-- WORK INSTRUCTION --
Using the lines below, work out the count of those that hold "this". Give the number only.

-- DATA TO USE --

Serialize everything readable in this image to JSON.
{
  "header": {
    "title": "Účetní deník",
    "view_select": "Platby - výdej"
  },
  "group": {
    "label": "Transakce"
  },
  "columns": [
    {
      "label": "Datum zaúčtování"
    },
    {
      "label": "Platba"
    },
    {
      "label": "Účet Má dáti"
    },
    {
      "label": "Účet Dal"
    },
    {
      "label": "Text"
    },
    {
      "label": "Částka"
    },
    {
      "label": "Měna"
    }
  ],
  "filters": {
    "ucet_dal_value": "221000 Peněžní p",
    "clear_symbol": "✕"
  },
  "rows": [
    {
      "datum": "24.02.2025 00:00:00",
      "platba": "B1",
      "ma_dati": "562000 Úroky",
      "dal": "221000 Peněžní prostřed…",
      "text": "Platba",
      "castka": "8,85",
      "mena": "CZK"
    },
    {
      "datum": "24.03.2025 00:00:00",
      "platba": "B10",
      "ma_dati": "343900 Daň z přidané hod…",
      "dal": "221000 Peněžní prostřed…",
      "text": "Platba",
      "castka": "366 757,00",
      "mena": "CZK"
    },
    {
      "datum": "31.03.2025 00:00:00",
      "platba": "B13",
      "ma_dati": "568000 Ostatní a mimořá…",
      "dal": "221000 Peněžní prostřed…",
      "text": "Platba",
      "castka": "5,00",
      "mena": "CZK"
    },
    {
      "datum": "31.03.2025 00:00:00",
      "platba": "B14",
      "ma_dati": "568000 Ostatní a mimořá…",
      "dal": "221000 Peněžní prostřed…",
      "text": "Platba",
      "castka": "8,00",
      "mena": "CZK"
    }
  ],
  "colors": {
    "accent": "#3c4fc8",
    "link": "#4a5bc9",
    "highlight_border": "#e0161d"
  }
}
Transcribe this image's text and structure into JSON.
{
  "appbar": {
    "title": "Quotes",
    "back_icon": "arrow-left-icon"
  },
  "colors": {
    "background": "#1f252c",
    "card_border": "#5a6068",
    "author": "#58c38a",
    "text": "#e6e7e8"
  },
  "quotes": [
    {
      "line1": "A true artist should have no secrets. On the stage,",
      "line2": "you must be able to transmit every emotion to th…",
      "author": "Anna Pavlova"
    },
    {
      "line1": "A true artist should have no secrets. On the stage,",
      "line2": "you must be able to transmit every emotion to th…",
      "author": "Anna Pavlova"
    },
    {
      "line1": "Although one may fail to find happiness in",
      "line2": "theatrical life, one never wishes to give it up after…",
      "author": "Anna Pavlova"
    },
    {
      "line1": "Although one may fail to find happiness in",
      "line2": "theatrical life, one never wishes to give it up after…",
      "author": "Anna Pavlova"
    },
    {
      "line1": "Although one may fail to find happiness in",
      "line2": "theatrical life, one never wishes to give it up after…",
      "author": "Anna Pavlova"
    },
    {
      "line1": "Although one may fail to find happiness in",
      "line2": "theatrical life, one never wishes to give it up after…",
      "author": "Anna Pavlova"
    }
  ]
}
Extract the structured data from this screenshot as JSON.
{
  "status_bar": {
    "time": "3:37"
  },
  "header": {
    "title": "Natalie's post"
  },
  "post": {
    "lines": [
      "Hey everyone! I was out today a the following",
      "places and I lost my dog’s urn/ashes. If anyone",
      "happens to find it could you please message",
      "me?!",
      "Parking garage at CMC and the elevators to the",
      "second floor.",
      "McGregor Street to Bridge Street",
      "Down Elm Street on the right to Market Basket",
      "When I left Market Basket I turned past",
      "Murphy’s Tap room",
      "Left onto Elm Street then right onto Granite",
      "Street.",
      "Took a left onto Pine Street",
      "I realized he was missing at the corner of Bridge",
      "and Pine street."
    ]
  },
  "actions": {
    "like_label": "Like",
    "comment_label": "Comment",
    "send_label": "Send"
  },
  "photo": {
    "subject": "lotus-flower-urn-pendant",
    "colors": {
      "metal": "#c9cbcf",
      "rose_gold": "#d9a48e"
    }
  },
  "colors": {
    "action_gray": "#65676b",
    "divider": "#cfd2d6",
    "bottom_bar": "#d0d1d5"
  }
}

-- ANSWER BOX --
3